We asked about our order and they said the standard “It’s coming soon”. Fifteen minutes later, lo and behold, the two small pieces of toast that took 45 minutes to make came. “They’re lucky it’s really quite good”, we grumbled, and we gobbled down our food like three women who had to wait 45 minutes for their food (I’d use the simile “like a pack of hungry wolves”, but believe you me, that doesn’t even cut it).
From there we went to Dulan’s beautiful beach. I must say, it was just stunning. Being from Sydney, I’m practically legally required to say we have undoubtedly the best beaches in the world. I would like to add Dulan’s beach to the list, because it was just stunning.
With our back towards the sea we could see a backdrop of lush green grass and mountains. The water was the perfect mix of warm and cool, and the water felt soft against our skin. As we paddled further out away from where the waves were breaking, we body surfed on the playfully big, but safe waves. We even treated ourselves to a black sand massage, lying back on the sand as foam from the waves lightly crashed up against us.
Next stop was “Water Running Upstream” as it’s called in English- one of those sights that leave you wondering, “did I miss something?” I was super excited on the ride over- imagining a spectacle of water defying gravity by moving upwards instead downwards. When we got there we all looked to each other for assurance that we were all feeling underwhelmed. It was cool to see that the water was indeed moving upstream, but it was on such a very, very slight incline that it failed to make a big impression.
Needing to get back to Taipei that night, we had hours ahead of us in the car. To break up the journey, we stopped at some sights we just happened to pass. From the car window, I spotted a huge billboard advertising a kind of food souvenir plaza. “Can we go, pretty please?” I begged. It was much more satisfying than the stream- there were free samples galore (which to me, is equal to heaven). I bought a steamed mountain pig pork bun to refuel myself from all that tiring stream-watching.
Next was a completely unplanned trip to Chu Lu Ranch, a popular brand of dairy products in Taiwan. We didn’t really know what to expect, and to be honest, there wasn’t much to do. We had fun because we can make anything enjoyable, but I wouldn’t recommend going as the entrance fee isn’t worth what you get. We saw some cows, posed in a ridiculous cow cut out, and I got an ice cream tea affogato.
Throughout the trip, we had all been looking forward to guzzling down all the tropical fruit the south is famous for. It was one of the things I was most looking forward to. Along the road we could see little stalls selling pineapples and watermelons abound, but the two fruits I wanted the most- mangos and custard apples, were no where to be seen.
We pulled over, and there were baskets piled high with mangos. I wanted to cry happy tears. Especially hearing that 9 mangos were only $200 (AU$8, US$6, Y200)
Over the next couple of days I would eat one, or even two mangos a day. (My love of mangos knows no bounds).
On the final leg of the journey we were lucky enough to catch two more sights- the Tropic of Cancer statue, and a giant tea pot.

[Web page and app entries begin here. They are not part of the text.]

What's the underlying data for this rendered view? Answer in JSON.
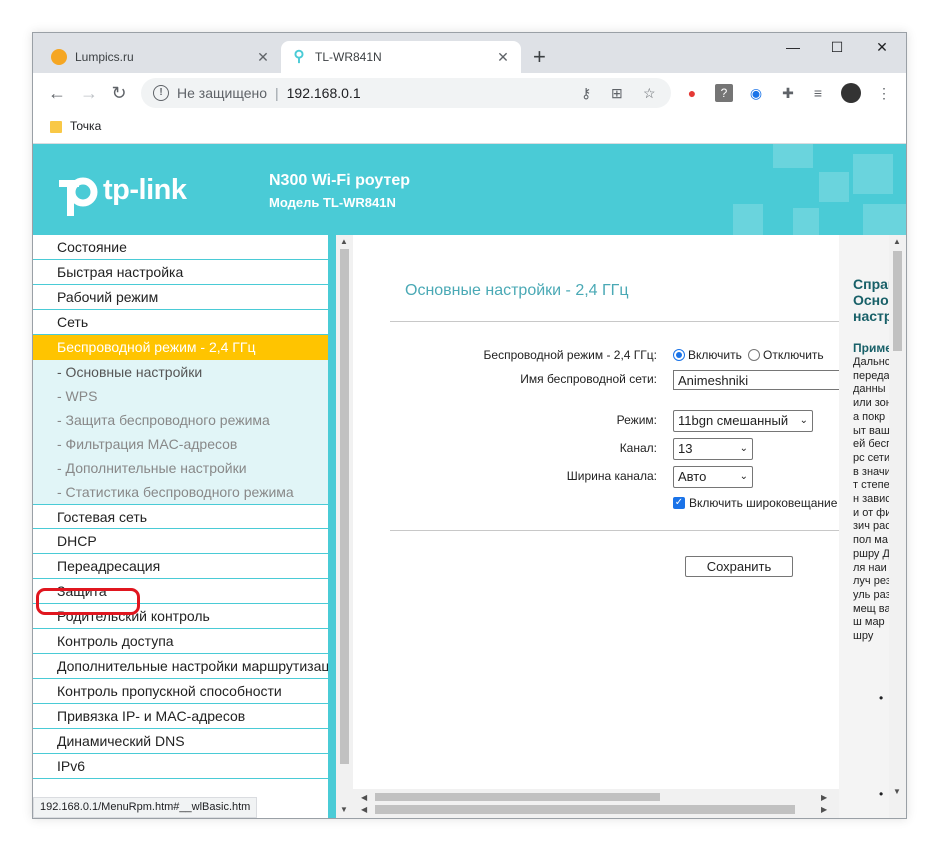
{
  "browser": {
    "tabs": [
      {
        "title": "Lumpics.ru",
        "close": "✕"
      },
      {
        "title": "TL-WR841N",
        "close": "✕"
      }
    ],
    "new_tab": "+",
    "window_controls": {
      "minimize": "—",
      "maximize": "☐",
      "close": "✕"
    },
    "address": {
      "security_text": "Не защищено",
      "separator": "|",
      "url": "192.168.0.1"
    },
    "bookmark": "Точка",
    "status_url": "192.168.0.1/MenuRpm.htm#__wlBasic.htm"
  },
  "header": {
    "logo": "tp-link",
    "title": "N300 Wi-Fi роутер",
    "model": "Модель TL-WR841N"
  },
  "menu": {
    "top": [
      "Состояние",
      "Быстрая настройка",
      "Рабочий режим",
      "Сеть"
    ],
    "active": "Беспроводной режим - 2,4 ГГц",
    "sub": [
      "- Основные настройки",
      "- WPS",
      "- Защита беспроводного режима",
      "- Фильтрация MAC-адресов",
      "- Дополнительные настройки",
      "- Статистика беспроводного режима"
    ],
    "bottom": [
      "Гостевая сеть",
      "DHCP",
      "Переадресация",
      "Защита",
      "Родительский контроль",
      "Контроль доступа",
      "Дополнительные настройки маршрутизации",
      "Контроль пропускной способности",
      "Привязка IP- и MAC-адресов",
      "Динамический DNS",
      "IPv6"
    ]
  },
  "content": {
    "title": "Основные настройки - 2,4 ГГц",
    "wireless_label": "Беспроводной режим - 2,4 ГГц:",
    "enable_label": "Включить",
    "disable_label": "Отключить",
    "ssid_label": "Имя беспроводной сети:",
    "ssid_value": "Animeshniki",
    "mode_label": "Режим:",
    "mode_value": "11bgn смешанный",
    "channel_label": "Канал:",
    "channel_value": "13",
    "width_label": "Ширина канала:",
    "width_value": "Авто",
    "broadcast_label": "Включить широковещание",
    "save_label": "Сохранить"
  },
  "help": {
    "title": "Справ Основ настр",
    "subtitle": "Приме",
    "body": "Дальнс переда данны или зона покрыт вашей беспрс сети в значит степен зависи от физич распол маршру Для наилуч резуль размещ ваш маршру"
  }
}
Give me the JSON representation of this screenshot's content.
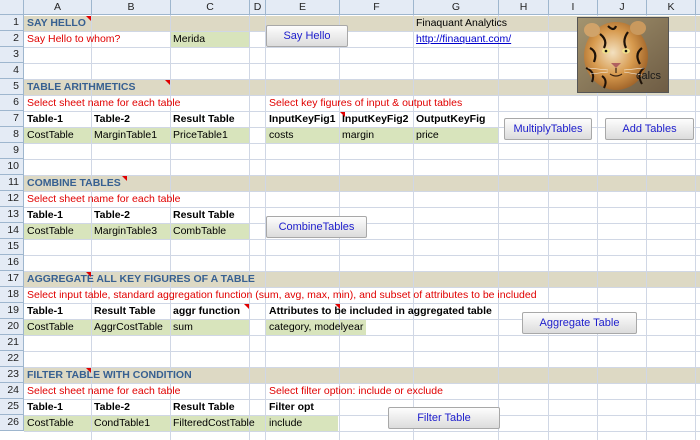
{
  "columns": [
    "A",
    "B",
    "C",
    "D",
    "E",
    "F",
    "G",
    "H",
    "I",
    "J",
    "K"
  ],
  "rows": [
    "1",
    "2",
    "3",
    "4",
    "5",
    "6",
    "7",
    "8",
    "9",
    "10",
    "11",
    "12",
    "13",
    "14",
    "15",
    "16",
    "17",
    "18",
    "19",
    "20",
    "21",
    "22",
    "23",
    "24",
    "25",
    "26"
  ],
  "say_hello": {
    "title": "SAY HELLO",
    "prompt": "Say Hello to whom?",
    "value": "Merida",
    "button": "Say Hello",
    "company": "Finaquant Analytics",
    "url": "http://finaquant.com/",
    "logo_caption": "calcs"
  },
  "table_arithmetics": {
    "title": "TABLE ARITHMETICS",
    "instr_sheet": "Select sheet name for each table",
    "instr_keys": "Select key figures of input & output tables",
    "headers": [
      "Table-1",
      "Table-2",
      "Result Table",
      "InputKeyFig1",
      "InputKeyFig2",
      "OutputKeyFig"
    ],
    "values": [
      "CostTable",
      "MarginTable1",
      "PriceTable1",
      "costs",
      "margin",
      "price"
    ],
    "btn_multiply": "MultiplyTables",
    "btn_add": "Add Tables"
  },
  "combine_tables": {
    "title": "COMBINE TABLES",
    "instr": "Select sheet name for each table",
    "headers": [
      "Table-1",
      "Table-2",
      "Result Table"
    ],
    "values": [
      "CostTable",
      "MarginTable3",
      "CombTable"
    ],
    "button": "CombineTables"
  },
  "aggregate": {
    "title": "AGGREGATE ALL KEY FIGURES OF A TABLE",
    "instr": "Select input table, standard aggregation function (sum, avg, max, min), and subset of attributes to be included",
    "headers": [
      "Table-1",
      "Result Table",
      "aggr function",
      "Attributes to be included in aggregated table"
    ],
    "values": [
      "CostTable",
      "AggrCostTable",
      "sum",
      "category, modelyear"
    ],
    "button": "Aggregate Table"
  },
  "filter": {
    "title": "FILTER TABLE WITH CONDITION",
    "instr_sheet": "Select sheet name for each table",
    "instr_opt": "Select filter option: include or exclude",
    "headers": [
      "Table-1",
      "Table-2",
      "Result Table",
      "Filter opt"
    ],
    "values": [
      "CostTable",
      "CondTable1",
      "FilteredCostTable",
      "include"
    ],
    "button": "Filter Table"
  },
  "colors": {
    "section_band": "#ddd9c4",
    "input_fill": "#d8e4bc",
    "title_text": "#376091",
    "instruction_text": "#e00000",
    "button_text": "#1d1dcc"
  }
}
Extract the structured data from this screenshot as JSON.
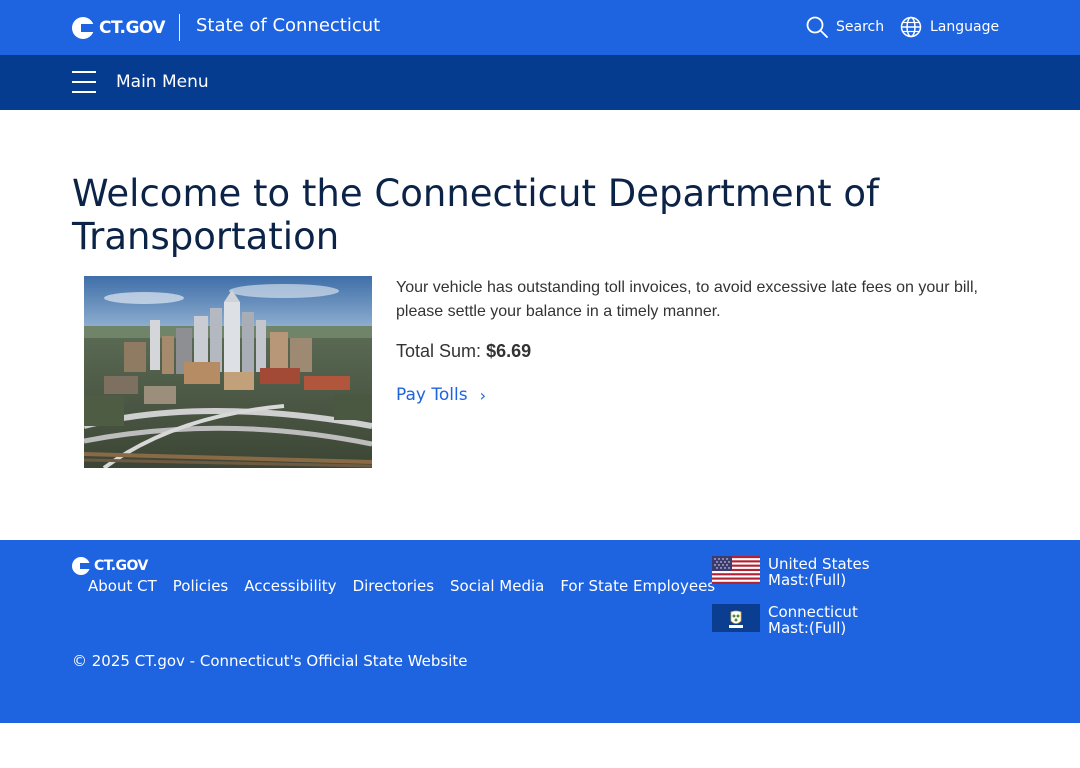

We even spotted a beautiful rainbow to wave us goodbye, back to Taipei.
Of course, our somewhat haphazard day couldn’t be complete without one final little bump. The only tickets left on the train were standing tickets. So we had to sit on the train floor! Something I’ve had way too much experience in, as you can read here.
With time to kill, we sat down for a delicious meal of dry noodles and wontons. And yes, luckily for all involved, it came out super quickly.